Database mirroring in SQL Server 2005 allows you to keep a copy, or mirror, of a SQL Server 2005 database on a standby server. Mirroring ensures that two separate copies of the data exist at all times, providing high availability and complete data redundancy. The .NET Data Provider for SQL Server provides implicit support for database mirroring, so that the developer does not need to take any action or write any code once it has been configured for a SQL Server 2005 database. In addition, theobject supports supplying the name of a failover partner server in the . See "Database Mirroring" in SQL Server Books Online for information on configuring a database for mirroring.
Database mirroring in SQL Server 2005 increases database availability by allowing you to maintain a hot standby server that contains a copy, or mirror database, of the production database, called the principal database. If the principal database on the production server fails, the partner server can promote its database from mirror to principal. For example, ServerA and ServerB are two partner servers, with the principal database residing on ServerA, and the mirror database on ServerB. If ServerA goes offline, the mirror database on ServerB can be manually or automatically switched (or failed over) to the role of principal database.
As changes occur in the principal database, the transaction log is immediately sent to the mirror database and rolled forward to keep the two databases synchronized. Mirroring is implemented per database. Mirror databases can reside on the same server with other databases. The partner servers containing the principal and mirror databases ideally should reside on two different computers, however.
There are two operating modes to choose from when setting up and configuring database mirroring in SQL Server 2005, offering varying levels of availability and performance. In the highest availability mode, the partner server instances synchronize the mirror database with the principal database. In the presence of a third server, the witness server, if the principal database becomes unavailable, the principal role can automatically fail over to the mirror database. To learn more about these configuration options and to set up and configure mirroring, see the topic "Database Mirroring" in SQL Server Books Online.
Mirroring Support in SqlClient
Database mirroring is fully supported in the .NET Data Provider for SQL Server in ADO.NET. The following simplified sequence of events occurs for a SqlConnection object that targets a database configured for mirroring:
The client application successfully connects to the principal database, and the server sends back the name of the partner server, which is then cached on the client.
If the server containing the principal database fails or connectivity is interrupted, connection and transaction state is lost. The client application attempts to re-establish a connection to the principal database and fails.

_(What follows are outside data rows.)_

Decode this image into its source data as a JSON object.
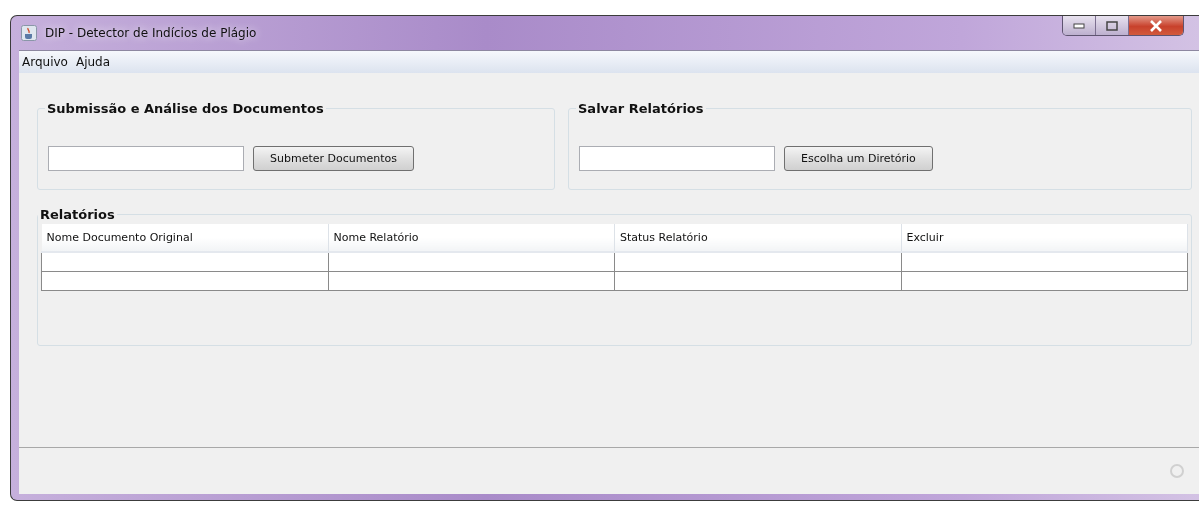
{
  "window": {
    "title": "DIP -  Detector de Indícios de Plágio"
  },
  "menu": [
    "Arquivo",
    "Ajuda"
  ],
  "panels": [
    {
      "title": "Submissão e Análise dos Documentos",
      "button": "Submeter Documentos"
    },
    {
      "title": "Salvar Relatórios",
      "button": "Escolha um Diretório"
    }
  ],
  "reports": {
    "title": "Relatórios",
    "columns": [
      "Nome Documento Original",
      "Nome Relatório",
      "Status Relatório",
      "Excluir"
    ]
  }
}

The client application then transparently attempts to establish a connection to the mirror database on the partner server. If it succeeds, the connection is redirected to the mirror database, which then becomes the new principal database.
Database mirroring with successful failover is subject to the following restrictions:
Transparent redirection only works for connections that explicitly specify the initial catalog or database name in the ConnectionString. If the client receives failover information on a connection that doesn't have an explicitly specified initial catalog or database, the failover information is not cached and the application does not attempt to fail over in if the principal server fails.
If a ConnectionString has a value for the failover partner but no value for the initial catalog or database, SqlClient throws an InvalidArgumentException when the string is used to set a SqlConnection object's ConnectionString property or is passed to the SqlConnection constructor.
Mirroring support on the server is configured on a per-database basis. If data manipulation operations are executed against other databases not included in the principal/mirror set, either by using multipart names or by changing the current database, the changes to these other databases do not propagate in the event of failure. No error is generated when data is modified in a database that is not mirrored. The developer must evaluate the possible impact of such operations.
Determining the Failover Partner Server
The .NET Data Provider for SQL Server supports database mirroring in SQL Server 2005 in two connection modes: explicit and implicit. Explicit connection mode allows the developer to supply the name of a failover partner server in the connection string. Implicit connection mode omits the name of the failover partner server in the connection string.
Caching the Partner Server Name
There are two ways that a client application can determine the name of the partner server for a mirror database:
A server name can be specified in the ConnectionString property of a SqlConnection object (explicit connection). If the principal database is unavailable when the client application first connects, the client transparently attempts a connection with the mirrored database on the specified failover partner.
No special action is required (implicit connection). The client obtains the name upon its initial connection. If the principal database is unavailable when the client application connects, then awill be raised.
Regardless of whether the failover partner server name is specified in the connection string, when a SqlConnection is opened, the client automatically obtains and caches the name of the partner server, if one is configured. This cached name overrides a name specified in the connection string. The failover partner server name supplied in the connection string is used only if the initial connection to the principal database fails.
Specifying the Failover Partner
Use the following syntax in the connection string where PartnerServerName is the name of the partner server:
SqlClient Mirroring Behavior
The client always tries to connect to the current principal server. If it fails, it tries the failover partner. If the mirror database has already been switched to the principal role on the partner server, the connection succeeds and the new principal-mirror mapping is sent to the client and cached for the lifetime of the calling. It is not stored in persistent storage and is not available for subsequent connections in a different AppDomain or process. However, it is available for subsequent connections within the same AppDomain. Note that another AppDomain or process running on the same or a different computer always has its pool of connections, and those connections are not reset. In that case, if the primary database goes down, each process or AppDomain fails once, and the pool is automatically cleared.
Retrieving the Current Server Name
In the event of a failover, you can retrieve the name of the server to which the current connection is actually connected by using theproperty of a SqlConnection object. The following code fragment retrieves the name of the active server, assuming that the connection variable references an open SqlConnection.
When a failover event occurs and the connection is switched to the mirror server, the DataSource property is updated to reflect the mirror name.